Stepping into an ad hoc volunteer leadership roles
In continuation from my last article, “How I found volunteer opportunities in India and while travelling”, I will explore volunteer leadership challenges in this article. Volunteering is a very fluid role and it doesn’t always have a role description. Sometimes we pick up where others left off. Sometimes we are thrust into a leadership role when we are least prepared. We have to pick it up and run with it. The challenge with a leadership role in a volunteering context for me was unlike regular work environment, there is lack of formal training and people may not be willing to enroll for training either and spend more time to enhance volunteer leadership skills. We learn as we go, and each experience is unique.
Here, I want to share my own observations and learning from my own volunteering journey:
- Volunteer project relationship with time:
Volunteers give units of their time and it may very well be random schedules, and these inconsistencies with time have significant impact on the tasks, roles and responsibilities.
- Managing and assigning tasks: Results vs responsibilities
The best way to assign tasks I found was to have two categories based on time.
Volunteers committed to long periods of time can be given responsibilities and volunteers who come in irregularly can be given tasks for immediate results. For volunteers who come in infrequently, ask them. ‘What results do you want to bring to the project?” Make a comprehensive list of small tasks. Ask people if they can spare 45-60 minutes a fortnight and ask them to choose the tasks they can complete. This has worked with excellent results. Not many people can say ‘no’ to 45-60 minutes a fortnight.
- Volunteer vs employee:
Most of our relationships are framed within the workplace and the same model of leadership and communication with people may not always work in volunteering scenarios. So, understanding the difference between employee vs volunteer is important, as work environment is more rigid, and we can assume predictable expectations. Whereas a volunteer environment is fluid, organic and dynamic and it is best to let it flow but ensure to be in line with the purpose and meet the objectives.
Also, as a leader we have to remember that results may not come in the shape, form, size, source or timeframe that is familiar to us or meet our expectations.
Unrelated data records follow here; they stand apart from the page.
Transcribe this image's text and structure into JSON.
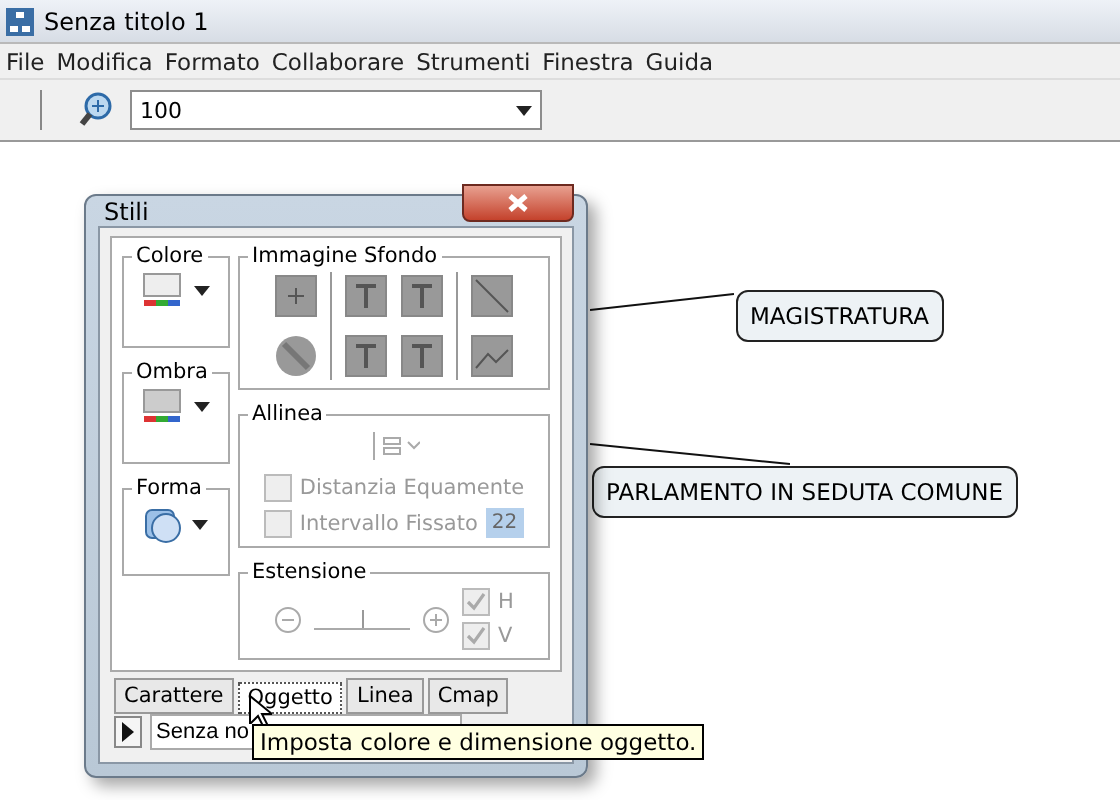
{
  "window": {
    "title": "Senza titolo 1"
  },
  "menu": [
    "File",
    "Modifica",
    "Formato",
    "Collaborare",
    "Strumenti",
    "Finestra",
    "Guida"
  ],
  "toolbar": {
    "zoom": "100"
  },
  "dialog": {
    "title": "Stili",
    "colore": {
      "label": "Colore"
    },
    "ombra": {
      "label": "Ombra"
    },
    "forma": {
      "label": "Forma"
    },
    "immagine": {
      "label": "Immagine Sfondo"
    },
    "allinea": {
      "label": "Allinea",
      "options": [
        {
          "label": "Distanzia Equamente",
          "checked": false,
          "disabled": true
        },
        {
          "label": "Intervallo Fissato",
          "checked": false,
          "disabled": true
        }
      ],
      "spacing": "22"
    },
    "estensione": {
      "label": "Estensione",
      "level": 0.5,
      "options": [
        {
          "label": "H",
          "checked": true,
          "disabled": true
        },
        {
          "label": "V",
          "checked": true,
          "disabled": true
        }
      ]
    },
    "tabs": [
      {
        "label": "Carattere",
        "selected": false
      },
      {
        "label": "Oggetto",
        "selected": true
      },
      {
        "label": "Linea",
        "selected": false
      },
      {
        "label": "Cmap",
        "selected": false
      }
    ],
    "style_field": "Senza no",
    "tooltip": "Imposta colore e dimensione oggetto."
  },
  "nodes": [
    {
      "label": "MAGISTRATURA"
    },
    {
      "label": "PARLAMENTO IN SEDUTA COMUNE"
    }
  ]
}
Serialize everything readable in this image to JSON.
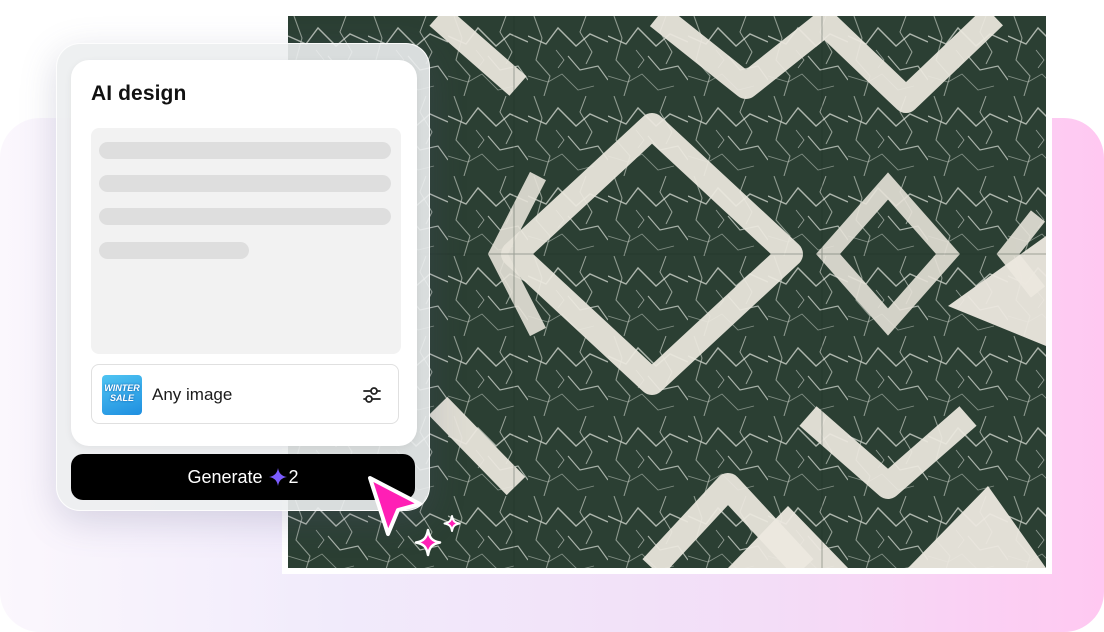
{
  "panel": {
    "title": "AI design",
    "prompt_placeholder_lines": 4,
    "image_option": {
      "thumbnail_text": "WINTER SALE",
      "label": "Any image",
      "settings_icon": "sliders-icon"
    },
    "generate_button": {
      "label": "Generate",
      "credit_icon": "sparkle-icon",
      "credit_count": "2"
    }
  },
  "preview": {
    "description_icon": "marble-pattern-image"
  },
  "colors": {
    "accent_pink": "#ff1fb5",
    "credit_purple": "#7b5cff",
    "button_black": "#000000"
  }
}
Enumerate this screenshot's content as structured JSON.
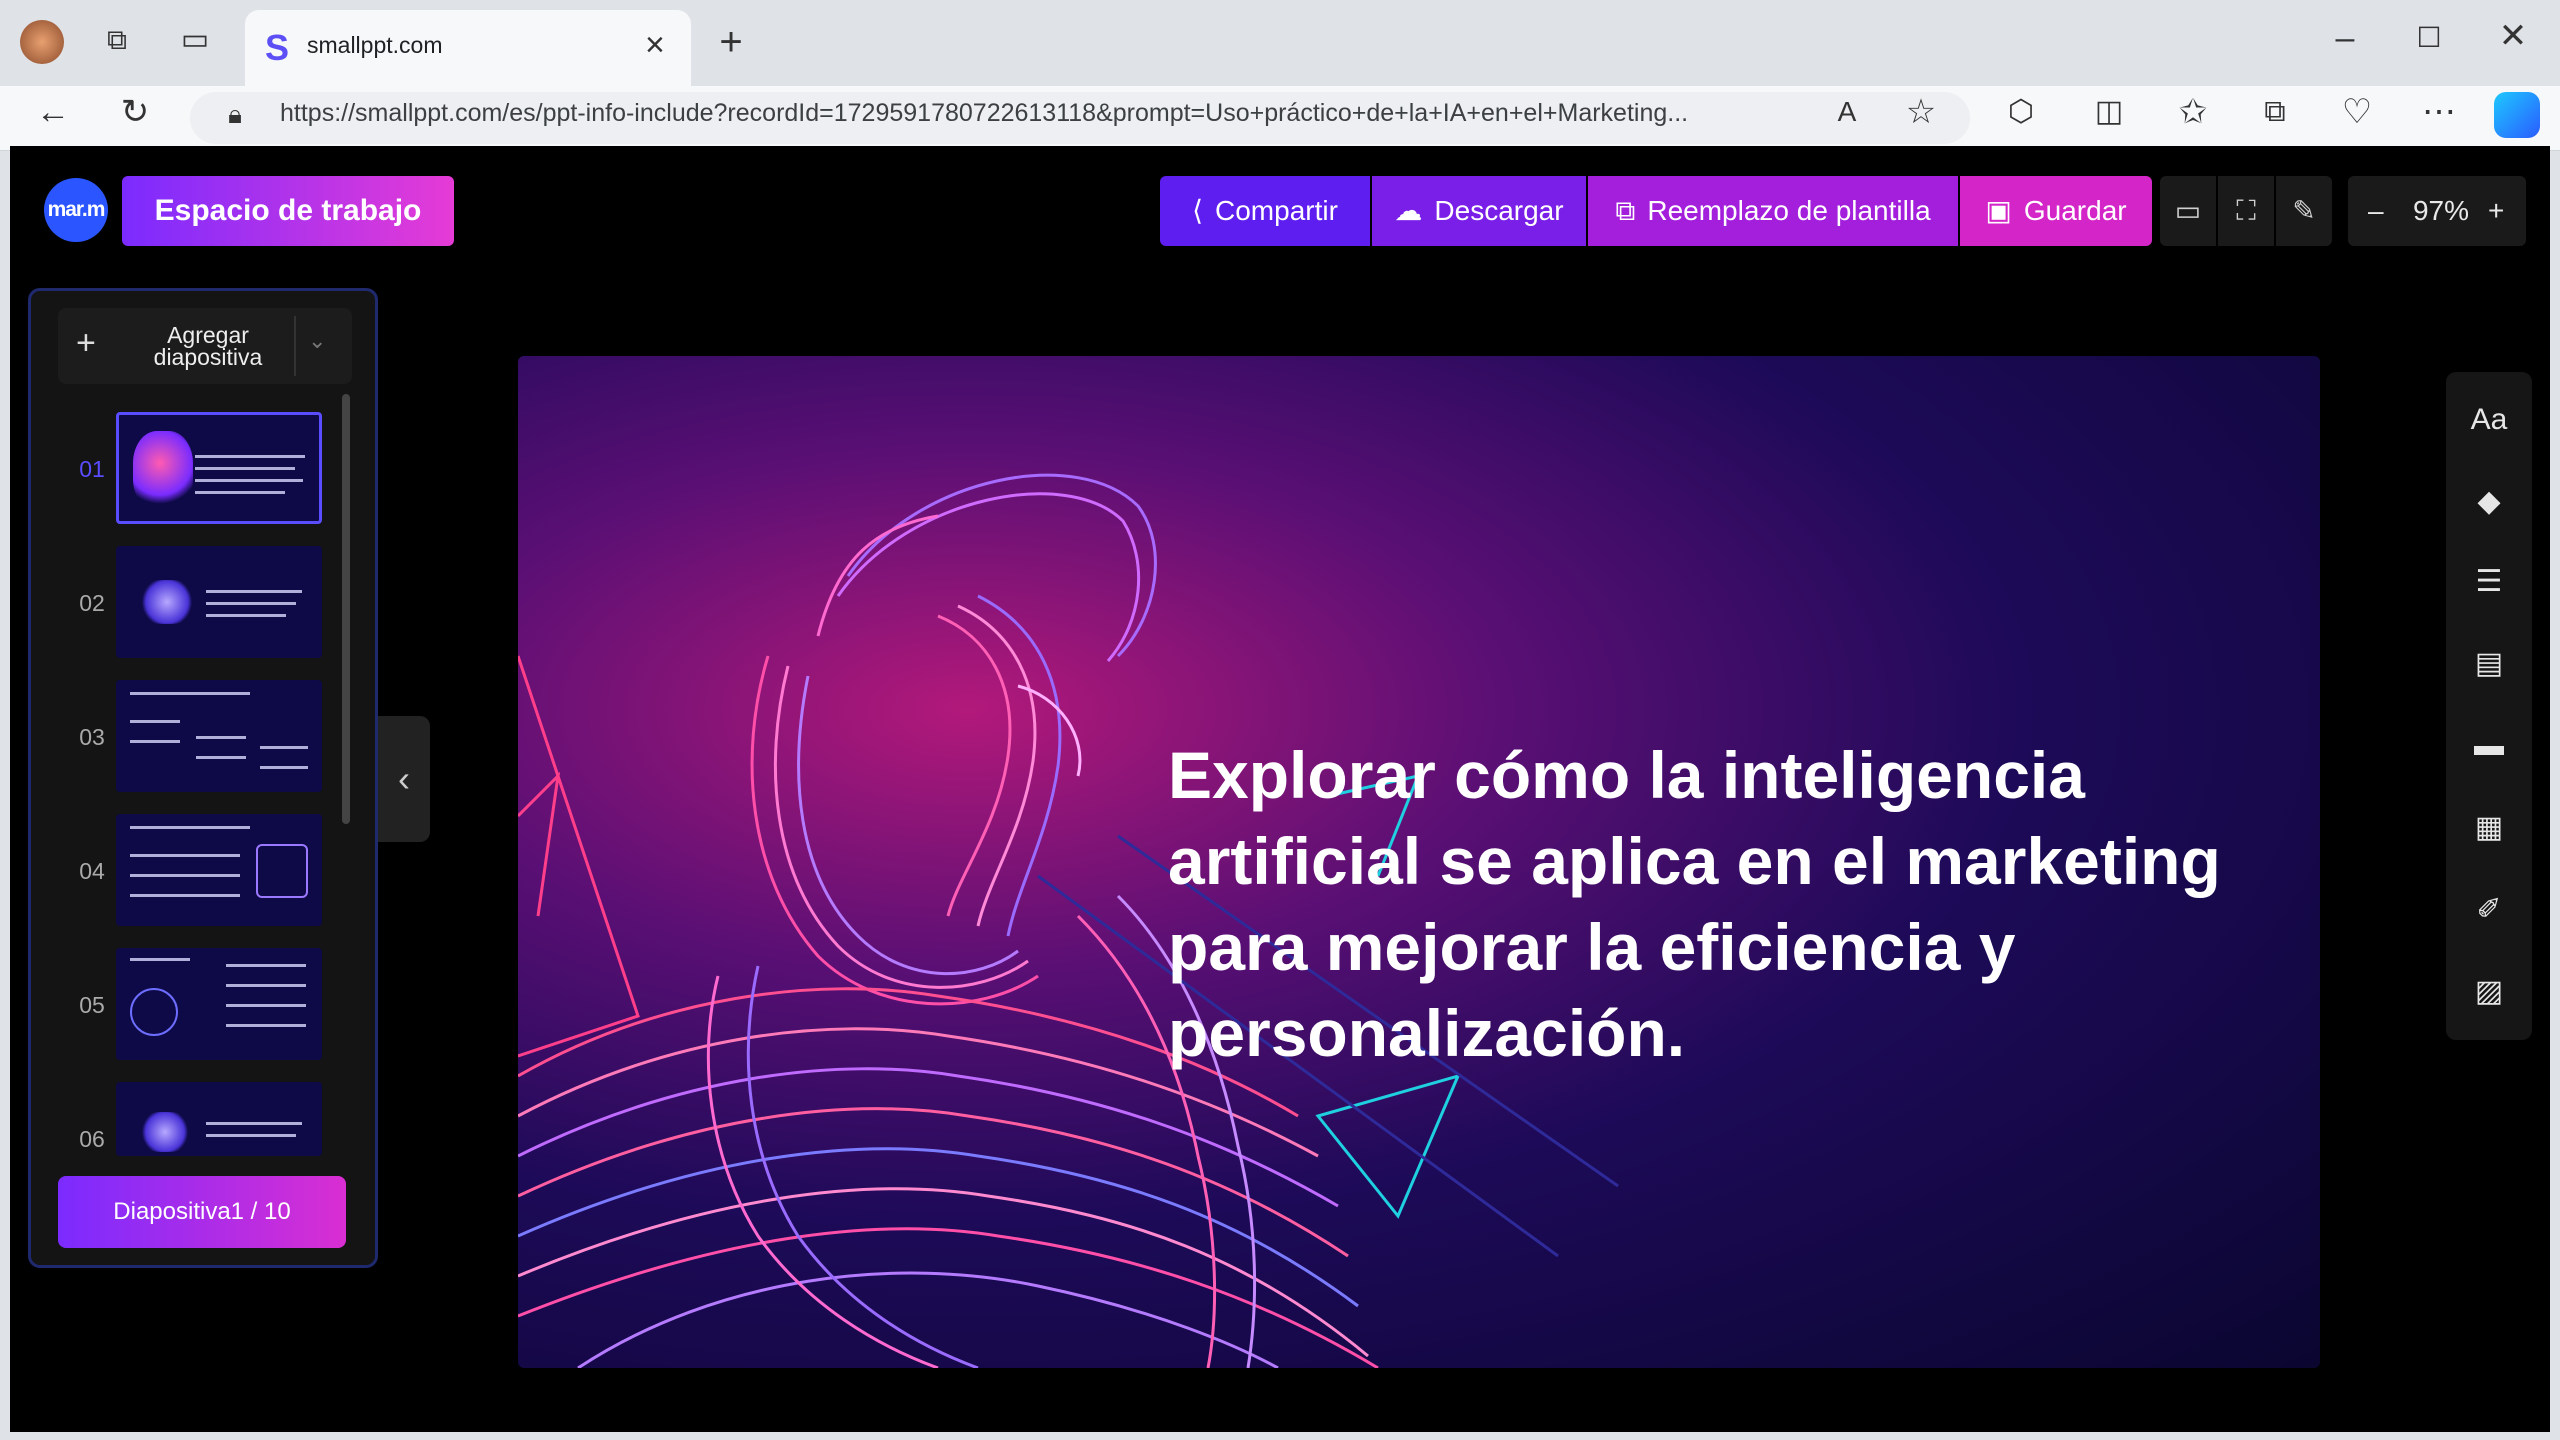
{
  "browser": {
    "tab_title": "smallppt.com",
    "favicon": "S",
    "url": "https://smallppt.com/es/ppt-info-include?recordId=1729591780722613118&prompt=Uso+práctico+de+la+IA+en+el+Marketing..."
  },
  "header": {
    "avatar_text": "mar.m",
    "workspace_label": "Espacio de trabajo",
    "share_label": "Compartir",
    "download_label": "Descargar",
    "replace_label": "Reemplazo de plantilla",
    "save_label": "Guardar",
    "zoom": "97%"
  },
  "panel": {
    "add_slide_label": "Agregar diapositiva",
    "slides": [
      {
        "num": "01"
      },
      {
        "num": "02"
      },
      {
        "num": "03"
      },
      {
        "num": "04"
      },
      {
        "num": "05"
      },
      {
        "num": "06"
      }
    ],
    "counter": "Diapositiva1 / 10"
  },
  "slide": {
    "title": "Explorar cómo la inteligencia artificial se aplica en el marketing para mejorar la eficiencia y personalización."
  },
  "colors": {
    "accent_start": "#7b2bff",
    "accent_end": "#e63bd6",
    "share": "#5f1ef0",
    "save": "#d426c8"
  }
}
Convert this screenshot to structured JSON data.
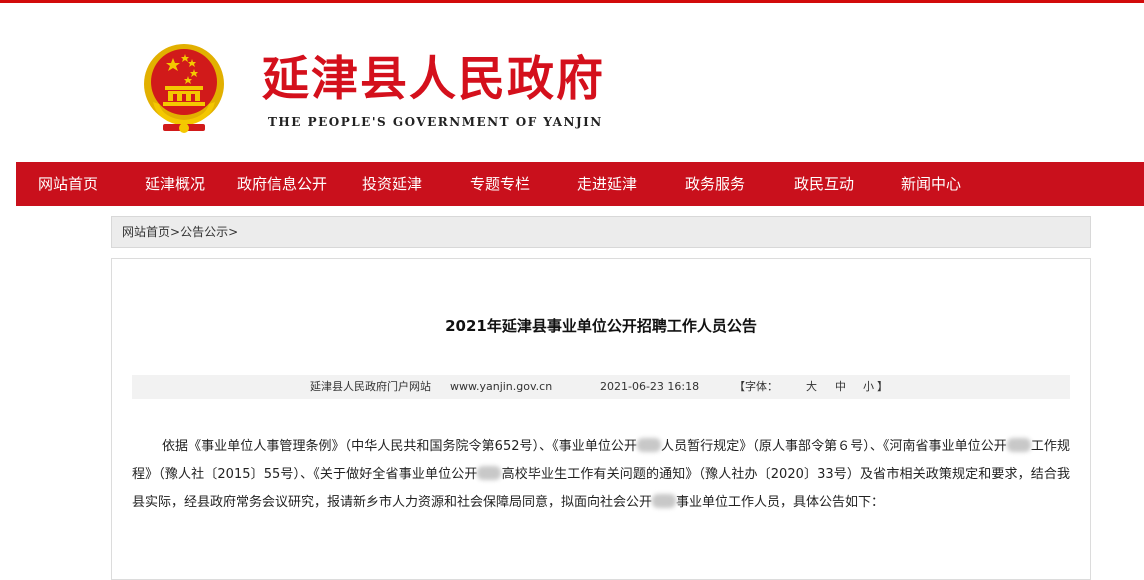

Collaborative style of leadership rather than directive is the best way to go, unless it is an emergency. We have to know when we have to be in the foreground and when to be in the background. In other words, we have to know when we need to step out of the way and be a follower instead of a leader.
- Managing expectations:
The key is to manage our own expectations and of others. Some of the areas of differences in my experience has been – people have different expectations of outcomes, how to allocate resources, and people experience different intensities of the project’s vision. Sometimes our mental association with a volunteer is by their profession i.e. an English teacher or dentist and we set the expectation that this is what they will contribute. However, they may not want to do that because they need a break from their regular work. Role descriptions and key criteria is not always clearly defined and written in volunteer scenarios which are usually fluid and dynamic especially with new people coming in and sometimes you experience “scope creep” where the project gets out of hand and gets overwhelming. My rule of thumb is to always take a reality check and clarify through communication with fellow team members.
I choose the word acknowledgement because I like to think that people volunteer because the experience is in itself rewarding. As a leader we have to be able to recognise what everyone brings to the table. People bring in tangible contributions like physical labour. Intangible contributions such as creative ideas, process improvement, solution finding also need to be acknowledged. It is expressed in a few seconds and is fleeting but can impact a project significantly.
- Know how to write a good testimonial:
It is a critical skill for every volunteer leader. It is important to stay focused on service and results and stay detached from our expectations. A good testimonial helps the volunteer to get other volunteer opportunities easily. It keeps the service culture moving. Plus, it helps them see positive things that others are obvious about, but they themselves are unaware of. Key things to include in a volunteer testimonial are:
- The problem they solved
- The ‘before’ and ‘after’ scenario
- How they made things easier
- The benefits they brought
- What skills they used
- What was unique about them
- How were they useful to the project?
Finally, every volunteer leadership experience is unique and may not replicate itself. However, the strategies above that I have learnt, I believe would help me if I find myself in a leadership role.
In my next article, “Valuable lessons learnt from volunteering experiences”. I will discuss some invaluable life lessons I have learnt during my volunteer journey.